Emotional Resilience

The Benefits of Moving More

HealthDay News
by By Julie Davis
HealthDay Reporter
Updated: Mar 23rd 2018

new article illustration

FRIDAY, March 23, 2018 (HealthDay News) -- In the battle of the bulge, it's not just getting exercise that matters -- what you do when you're not formally working out counts, too.

Research shows that even getting 30 minutes of focused exercise a day may not be enough to ward off health woes if most of your leisure time is spent sitting.
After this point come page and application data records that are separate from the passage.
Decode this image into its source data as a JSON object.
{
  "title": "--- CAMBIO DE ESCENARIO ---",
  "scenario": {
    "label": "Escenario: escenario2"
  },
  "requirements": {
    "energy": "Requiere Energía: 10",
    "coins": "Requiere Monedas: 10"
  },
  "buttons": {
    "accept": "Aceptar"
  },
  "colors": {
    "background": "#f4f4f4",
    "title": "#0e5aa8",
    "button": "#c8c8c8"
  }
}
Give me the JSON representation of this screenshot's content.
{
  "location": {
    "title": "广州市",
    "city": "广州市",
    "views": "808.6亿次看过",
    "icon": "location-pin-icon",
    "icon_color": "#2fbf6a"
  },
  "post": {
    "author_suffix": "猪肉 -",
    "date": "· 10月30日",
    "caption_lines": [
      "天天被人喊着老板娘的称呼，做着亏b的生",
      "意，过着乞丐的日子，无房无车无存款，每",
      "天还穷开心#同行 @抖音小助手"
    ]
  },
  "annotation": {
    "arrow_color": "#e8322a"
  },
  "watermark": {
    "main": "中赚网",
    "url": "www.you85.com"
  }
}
Whether you're watching TV, reading or enjoying family game night, being sedentary is tied to obesity, high cholesterol, high blood pressure and high blood sugar -- all risk factors for illnesses like diabetes and heart disease.

The same is true if you have a sedentary job, whether you're an office worker or a long-haul truck driver -- the more you sit, the higher your risks. Prolonged sitting with little muscle movement seems to turn off a molecule that helps use fat for energy, slowing your metabolism.

The link between obesity and sitting is of particular concern for black women. According to one study, those who sat for more than 30 minutes a day at work were far more likely to be obese than those who sat for 30 minutes or less.

But there are steps you can take to reduce health threats like obesity. People who sit less and do more light activity lower their risk of chronic illnesses.

To take this twofold approach of sitting less and moving more at work, take frequent 5-minute walks around the office and stand up at your desk whenever possible. At home, engage in more light-activity pursuits like gardening, playing catch with your kids, or giving Rover the longer walk he wants.

It takes effort to resist plopping down on a cushy sofa to unwind after a long day at work. So find simple ways to move more, like walking in place during TV commercials and playing exergames that get you moving rather than traditional video games.

Get everyone in the family to move with you, yes even the kids, and everyone will reap the health benefits.

More information

The American Heart Association lists many different activities to do at home, at work and at play that will help you move more.